> [Record set]:
►

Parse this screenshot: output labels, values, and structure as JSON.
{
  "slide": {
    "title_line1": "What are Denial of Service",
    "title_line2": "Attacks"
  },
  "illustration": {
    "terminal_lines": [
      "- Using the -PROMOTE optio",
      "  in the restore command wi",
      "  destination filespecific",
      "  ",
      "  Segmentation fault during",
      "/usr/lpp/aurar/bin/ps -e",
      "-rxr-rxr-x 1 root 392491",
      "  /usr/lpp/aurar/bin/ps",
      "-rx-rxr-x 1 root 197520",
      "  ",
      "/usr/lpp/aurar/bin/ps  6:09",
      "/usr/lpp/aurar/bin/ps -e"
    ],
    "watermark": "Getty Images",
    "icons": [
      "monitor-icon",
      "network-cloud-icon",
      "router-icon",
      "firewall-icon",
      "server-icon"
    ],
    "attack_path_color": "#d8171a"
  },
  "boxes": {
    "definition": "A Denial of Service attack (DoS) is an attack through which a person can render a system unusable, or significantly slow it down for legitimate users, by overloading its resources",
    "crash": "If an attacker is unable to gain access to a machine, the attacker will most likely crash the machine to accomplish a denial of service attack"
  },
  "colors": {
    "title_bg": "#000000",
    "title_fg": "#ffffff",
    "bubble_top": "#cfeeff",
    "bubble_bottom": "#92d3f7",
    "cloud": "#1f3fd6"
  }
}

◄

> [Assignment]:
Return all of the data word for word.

> [Answer to the exercise]:
Parse this screenshot: output labels, values, and structure as JSON.
{
  "slide": {
    "title_line1": "What are Denial of Service",
    "title_line2": "Attacks"
  },
  "illustration": {
    "terminal_lines": [
      "- Using the -PROMOTE optio",
      "  in the restore command wi",
      "  destination filespecific",
      "  ",
      "  Segmentation fault during",
      "/usr/lpp/aurar/bin/ps -e",
      "-rxr-rxr-x 1 root 392491",
      "  /usr/lpp/aurar/bin/ps",
      "-rx-rxr-x 1 root 197520",
      "  ",
      "/usr/lpp/aurar/bin/ps  6:09",
      "/usr/lpp/aurar/bin/ps -e"
    ],
    "watermark": "Getty Images",
    "icons": [
      "monitor-icon",
      "network-cloud-icon",
      "router-icon",
      "firewall-icon",
      "server-icon"
    ],
    "attack_path_color": "#d8171a"
  },
  "boxes": {
    "definition": "A Denial of Service attack (DoS) is an attack through which a person can render a system unusable, or significantly slow it down for legitimate users, by overloading its resources",
    "crash": "If an attacker is unable to gain access to a machine, the attacker will most likely crash the machine to accomplish a denial of service attack"
  },
  "colors": {
    "title_bg": "#000000",
    "title_fg": "#ffffff",
    "bubble_top": "#cfeeff",
    "bubble_bottom": "#92d3f7",
    "cloud": "#1f3fd6"
  }
}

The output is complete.